===== Exercise input

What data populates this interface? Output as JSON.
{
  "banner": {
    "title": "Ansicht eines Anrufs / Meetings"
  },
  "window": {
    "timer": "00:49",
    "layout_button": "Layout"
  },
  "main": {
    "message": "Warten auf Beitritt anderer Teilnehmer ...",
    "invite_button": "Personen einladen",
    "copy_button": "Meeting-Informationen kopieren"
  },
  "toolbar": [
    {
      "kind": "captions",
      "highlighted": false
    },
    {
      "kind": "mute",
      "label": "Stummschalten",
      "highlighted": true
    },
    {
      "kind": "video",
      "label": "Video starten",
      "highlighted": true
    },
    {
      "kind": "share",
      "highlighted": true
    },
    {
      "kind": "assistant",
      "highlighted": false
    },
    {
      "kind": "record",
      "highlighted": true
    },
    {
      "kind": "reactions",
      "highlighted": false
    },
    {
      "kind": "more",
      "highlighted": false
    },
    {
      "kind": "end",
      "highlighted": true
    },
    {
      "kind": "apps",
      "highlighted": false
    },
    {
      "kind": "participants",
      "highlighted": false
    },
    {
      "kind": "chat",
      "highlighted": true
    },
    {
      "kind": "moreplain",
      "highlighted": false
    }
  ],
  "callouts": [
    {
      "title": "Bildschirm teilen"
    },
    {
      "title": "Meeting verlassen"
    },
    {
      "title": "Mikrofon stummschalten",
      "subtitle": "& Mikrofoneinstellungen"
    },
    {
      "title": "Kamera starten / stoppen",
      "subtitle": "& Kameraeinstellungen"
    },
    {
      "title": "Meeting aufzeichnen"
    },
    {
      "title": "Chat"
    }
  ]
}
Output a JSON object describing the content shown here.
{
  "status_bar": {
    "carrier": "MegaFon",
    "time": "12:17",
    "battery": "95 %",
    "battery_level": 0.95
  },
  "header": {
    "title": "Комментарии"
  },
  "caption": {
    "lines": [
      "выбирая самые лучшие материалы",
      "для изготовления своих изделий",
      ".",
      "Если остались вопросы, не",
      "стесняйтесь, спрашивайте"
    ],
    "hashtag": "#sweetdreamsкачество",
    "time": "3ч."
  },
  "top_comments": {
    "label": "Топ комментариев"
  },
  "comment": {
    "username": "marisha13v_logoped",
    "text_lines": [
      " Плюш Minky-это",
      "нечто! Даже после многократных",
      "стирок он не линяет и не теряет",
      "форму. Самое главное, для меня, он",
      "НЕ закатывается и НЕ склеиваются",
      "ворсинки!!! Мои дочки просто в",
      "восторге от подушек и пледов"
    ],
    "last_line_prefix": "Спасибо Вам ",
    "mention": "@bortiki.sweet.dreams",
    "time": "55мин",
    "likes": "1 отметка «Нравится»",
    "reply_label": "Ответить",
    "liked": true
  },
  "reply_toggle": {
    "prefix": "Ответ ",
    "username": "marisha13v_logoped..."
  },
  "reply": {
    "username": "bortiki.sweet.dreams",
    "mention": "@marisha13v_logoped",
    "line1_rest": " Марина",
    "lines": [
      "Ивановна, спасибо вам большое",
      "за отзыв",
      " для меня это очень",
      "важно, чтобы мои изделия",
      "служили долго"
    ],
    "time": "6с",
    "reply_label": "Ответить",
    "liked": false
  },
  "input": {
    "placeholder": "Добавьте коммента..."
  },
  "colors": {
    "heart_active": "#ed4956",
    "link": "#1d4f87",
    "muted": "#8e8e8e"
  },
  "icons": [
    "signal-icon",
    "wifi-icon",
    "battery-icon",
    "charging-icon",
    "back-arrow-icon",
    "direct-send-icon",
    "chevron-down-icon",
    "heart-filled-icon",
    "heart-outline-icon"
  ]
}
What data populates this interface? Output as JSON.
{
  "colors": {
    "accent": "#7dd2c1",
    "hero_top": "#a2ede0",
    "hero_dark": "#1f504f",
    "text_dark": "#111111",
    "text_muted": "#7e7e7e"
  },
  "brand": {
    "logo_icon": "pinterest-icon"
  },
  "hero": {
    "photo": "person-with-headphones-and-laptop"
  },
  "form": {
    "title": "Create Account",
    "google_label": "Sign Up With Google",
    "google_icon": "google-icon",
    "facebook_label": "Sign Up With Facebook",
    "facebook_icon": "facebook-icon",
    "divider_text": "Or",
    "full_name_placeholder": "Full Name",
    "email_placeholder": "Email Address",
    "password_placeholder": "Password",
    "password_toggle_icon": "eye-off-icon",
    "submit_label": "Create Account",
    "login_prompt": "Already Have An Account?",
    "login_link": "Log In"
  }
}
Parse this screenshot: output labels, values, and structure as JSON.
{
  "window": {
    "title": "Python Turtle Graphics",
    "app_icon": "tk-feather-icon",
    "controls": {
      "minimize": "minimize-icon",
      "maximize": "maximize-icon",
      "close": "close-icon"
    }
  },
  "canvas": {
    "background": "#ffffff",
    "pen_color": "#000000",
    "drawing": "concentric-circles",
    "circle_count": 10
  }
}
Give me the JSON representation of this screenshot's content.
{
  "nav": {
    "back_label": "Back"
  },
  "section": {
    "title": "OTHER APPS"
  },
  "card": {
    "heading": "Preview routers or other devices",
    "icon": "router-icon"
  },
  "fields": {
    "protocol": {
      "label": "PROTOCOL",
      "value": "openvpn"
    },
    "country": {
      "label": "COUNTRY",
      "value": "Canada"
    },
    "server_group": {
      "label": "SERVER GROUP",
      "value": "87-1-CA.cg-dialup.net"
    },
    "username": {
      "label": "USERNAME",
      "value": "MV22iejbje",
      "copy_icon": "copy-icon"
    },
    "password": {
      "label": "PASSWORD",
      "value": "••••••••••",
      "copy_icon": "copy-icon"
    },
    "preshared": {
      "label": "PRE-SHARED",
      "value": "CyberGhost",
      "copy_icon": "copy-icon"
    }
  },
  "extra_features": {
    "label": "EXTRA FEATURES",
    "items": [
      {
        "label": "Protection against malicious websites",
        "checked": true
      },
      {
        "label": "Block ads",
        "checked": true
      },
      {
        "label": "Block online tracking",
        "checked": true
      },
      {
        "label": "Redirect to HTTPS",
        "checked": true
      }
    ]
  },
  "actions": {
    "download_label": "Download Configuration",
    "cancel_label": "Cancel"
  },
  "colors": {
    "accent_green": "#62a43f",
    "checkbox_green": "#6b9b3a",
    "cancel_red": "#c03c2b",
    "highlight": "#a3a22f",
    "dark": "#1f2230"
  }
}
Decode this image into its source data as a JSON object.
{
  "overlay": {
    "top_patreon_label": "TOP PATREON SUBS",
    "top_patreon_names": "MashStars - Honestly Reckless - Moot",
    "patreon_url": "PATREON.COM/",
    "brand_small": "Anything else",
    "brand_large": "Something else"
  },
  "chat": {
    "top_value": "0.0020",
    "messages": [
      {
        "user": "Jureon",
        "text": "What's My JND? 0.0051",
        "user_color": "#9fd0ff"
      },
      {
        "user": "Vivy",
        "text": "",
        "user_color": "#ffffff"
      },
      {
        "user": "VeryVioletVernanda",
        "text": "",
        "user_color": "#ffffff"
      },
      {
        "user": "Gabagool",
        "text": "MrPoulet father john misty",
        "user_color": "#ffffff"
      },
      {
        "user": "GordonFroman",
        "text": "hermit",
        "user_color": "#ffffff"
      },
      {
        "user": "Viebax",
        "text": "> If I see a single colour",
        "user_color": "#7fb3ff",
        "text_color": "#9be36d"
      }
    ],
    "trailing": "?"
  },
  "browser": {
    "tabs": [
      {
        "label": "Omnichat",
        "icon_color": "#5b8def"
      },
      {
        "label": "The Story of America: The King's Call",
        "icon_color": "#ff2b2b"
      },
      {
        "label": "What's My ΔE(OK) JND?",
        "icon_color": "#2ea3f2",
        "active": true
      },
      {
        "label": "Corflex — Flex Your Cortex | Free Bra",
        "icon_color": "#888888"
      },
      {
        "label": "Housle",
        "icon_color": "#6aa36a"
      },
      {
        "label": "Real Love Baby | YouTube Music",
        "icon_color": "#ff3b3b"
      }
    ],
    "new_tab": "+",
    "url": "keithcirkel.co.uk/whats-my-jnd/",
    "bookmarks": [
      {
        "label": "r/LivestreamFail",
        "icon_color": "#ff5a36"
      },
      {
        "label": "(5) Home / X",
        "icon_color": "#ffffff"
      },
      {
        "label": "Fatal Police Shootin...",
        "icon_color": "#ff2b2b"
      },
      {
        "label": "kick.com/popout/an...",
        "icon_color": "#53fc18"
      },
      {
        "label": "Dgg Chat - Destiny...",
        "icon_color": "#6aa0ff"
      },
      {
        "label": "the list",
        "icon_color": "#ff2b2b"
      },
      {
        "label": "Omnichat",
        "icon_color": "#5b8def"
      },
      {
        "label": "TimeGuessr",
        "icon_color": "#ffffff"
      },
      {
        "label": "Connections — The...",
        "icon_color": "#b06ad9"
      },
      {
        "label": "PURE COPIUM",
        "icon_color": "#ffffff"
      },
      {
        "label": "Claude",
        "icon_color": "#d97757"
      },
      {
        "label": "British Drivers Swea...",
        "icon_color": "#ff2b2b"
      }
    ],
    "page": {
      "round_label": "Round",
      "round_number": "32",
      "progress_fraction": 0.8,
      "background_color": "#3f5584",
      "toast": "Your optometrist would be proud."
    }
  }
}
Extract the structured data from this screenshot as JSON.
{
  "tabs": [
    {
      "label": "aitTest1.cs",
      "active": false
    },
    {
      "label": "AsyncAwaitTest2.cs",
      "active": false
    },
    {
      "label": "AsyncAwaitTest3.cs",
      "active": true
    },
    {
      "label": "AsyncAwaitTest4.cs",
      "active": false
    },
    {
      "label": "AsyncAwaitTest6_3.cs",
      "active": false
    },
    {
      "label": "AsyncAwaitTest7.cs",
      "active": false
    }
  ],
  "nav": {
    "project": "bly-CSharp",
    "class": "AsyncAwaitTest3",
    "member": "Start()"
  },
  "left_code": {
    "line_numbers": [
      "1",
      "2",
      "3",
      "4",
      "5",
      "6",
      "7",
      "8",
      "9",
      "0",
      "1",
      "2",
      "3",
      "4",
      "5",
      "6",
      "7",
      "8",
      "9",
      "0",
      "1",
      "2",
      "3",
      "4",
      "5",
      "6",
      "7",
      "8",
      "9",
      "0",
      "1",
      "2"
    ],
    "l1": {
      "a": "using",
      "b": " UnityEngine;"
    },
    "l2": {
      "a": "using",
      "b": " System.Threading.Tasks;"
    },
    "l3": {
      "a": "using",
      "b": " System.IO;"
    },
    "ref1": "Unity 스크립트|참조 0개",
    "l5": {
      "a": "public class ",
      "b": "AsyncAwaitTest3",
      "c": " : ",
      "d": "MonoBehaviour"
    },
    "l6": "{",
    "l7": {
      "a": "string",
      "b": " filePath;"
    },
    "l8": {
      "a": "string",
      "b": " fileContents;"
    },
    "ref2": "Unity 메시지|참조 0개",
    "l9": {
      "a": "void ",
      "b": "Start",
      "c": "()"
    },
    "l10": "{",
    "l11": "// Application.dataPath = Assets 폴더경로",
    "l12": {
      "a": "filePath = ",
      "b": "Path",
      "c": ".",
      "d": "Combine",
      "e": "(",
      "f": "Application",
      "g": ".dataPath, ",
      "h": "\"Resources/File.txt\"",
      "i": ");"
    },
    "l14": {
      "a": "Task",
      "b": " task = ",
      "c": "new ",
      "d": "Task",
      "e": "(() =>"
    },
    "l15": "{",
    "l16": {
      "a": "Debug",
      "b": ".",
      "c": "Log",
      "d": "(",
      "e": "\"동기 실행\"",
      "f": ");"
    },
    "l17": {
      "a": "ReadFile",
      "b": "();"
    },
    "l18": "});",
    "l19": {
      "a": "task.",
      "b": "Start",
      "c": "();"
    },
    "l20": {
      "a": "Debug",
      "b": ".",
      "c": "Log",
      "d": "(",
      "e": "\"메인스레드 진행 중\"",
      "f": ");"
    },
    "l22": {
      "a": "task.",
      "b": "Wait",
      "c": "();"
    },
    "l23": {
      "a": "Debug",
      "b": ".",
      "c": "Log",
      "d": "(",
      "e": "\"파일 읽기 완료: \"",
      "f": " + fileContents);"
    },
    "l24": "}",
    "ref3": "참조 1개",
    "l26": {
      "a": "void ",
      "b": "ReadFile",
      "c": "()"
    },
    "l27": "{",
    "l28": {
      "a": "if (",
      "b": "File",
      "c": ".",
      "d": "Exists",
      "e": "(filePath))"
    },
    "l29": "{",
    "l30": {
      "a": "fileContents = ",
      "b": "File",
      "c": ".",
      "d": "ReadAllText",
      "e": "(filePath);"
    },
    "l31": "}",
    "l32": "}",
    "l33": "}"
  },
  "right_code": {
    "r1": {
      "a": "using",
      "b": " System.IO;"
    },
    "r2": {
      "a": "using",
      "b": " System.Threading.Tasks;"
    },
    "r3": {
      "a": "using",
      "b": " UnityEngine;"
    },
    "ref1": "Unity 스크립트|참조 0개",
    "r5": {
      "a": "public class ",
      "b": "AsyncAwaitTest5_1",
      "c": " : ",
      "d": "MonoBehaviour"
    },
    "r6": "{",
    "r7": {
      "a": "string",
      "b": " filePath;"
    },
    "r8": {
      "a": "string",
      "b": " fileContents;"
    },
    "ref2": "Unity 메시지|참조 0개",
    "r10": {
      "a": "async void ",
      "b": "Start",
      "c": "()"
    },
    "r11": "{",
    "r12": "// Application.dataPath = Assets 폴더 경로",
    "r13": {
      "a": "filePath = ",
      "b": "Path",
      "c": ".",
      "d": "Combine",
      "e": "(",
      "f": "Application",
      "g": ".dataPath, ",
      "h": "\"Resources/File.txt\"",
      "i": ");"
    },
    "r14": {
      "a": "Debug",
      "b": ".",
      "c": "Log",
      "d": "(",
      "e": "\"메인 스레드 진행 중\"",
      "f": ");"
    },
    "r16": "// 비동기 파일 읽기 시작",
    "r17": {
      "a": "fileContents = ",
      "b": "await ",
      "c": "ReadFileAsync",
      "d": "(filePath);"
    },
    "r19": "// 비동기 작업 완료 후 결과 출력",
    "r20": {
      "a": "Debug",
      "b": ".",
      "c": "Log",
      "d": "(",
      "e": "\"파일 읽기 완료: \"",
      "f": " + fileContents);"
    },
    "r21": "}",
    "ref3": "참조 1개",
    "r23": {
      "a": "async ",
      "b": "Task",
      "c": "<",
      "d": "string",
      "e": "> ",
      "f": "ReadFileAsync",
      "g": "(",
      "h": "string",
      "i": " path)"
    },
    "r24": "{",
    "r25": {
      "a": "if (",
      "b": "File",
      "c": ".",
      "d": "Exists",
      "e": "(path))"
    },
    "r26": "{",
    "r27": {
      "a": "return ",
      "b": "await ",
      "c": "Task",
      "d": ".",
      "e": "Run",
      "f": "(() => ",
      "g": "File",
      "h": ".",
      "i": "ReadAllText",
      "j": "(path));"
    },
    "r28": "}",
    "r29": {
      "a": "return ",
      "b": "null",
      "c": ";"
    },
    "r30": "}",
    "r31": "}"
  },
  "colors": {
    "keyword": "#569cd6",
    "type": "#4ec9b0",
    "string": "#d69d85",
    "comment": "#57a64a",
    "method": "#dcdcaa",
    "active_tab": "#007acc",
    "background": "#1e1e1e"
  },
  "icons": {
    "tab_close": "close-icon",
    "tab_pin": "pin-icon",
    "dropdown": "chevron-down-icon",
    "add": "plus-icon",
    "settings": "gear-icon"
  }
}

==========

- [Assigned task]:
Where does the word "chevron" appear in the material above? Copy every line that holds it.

- [Answer for the task]:
    "chevron-down-icon",
    "dropdown": "chevron-down-icon",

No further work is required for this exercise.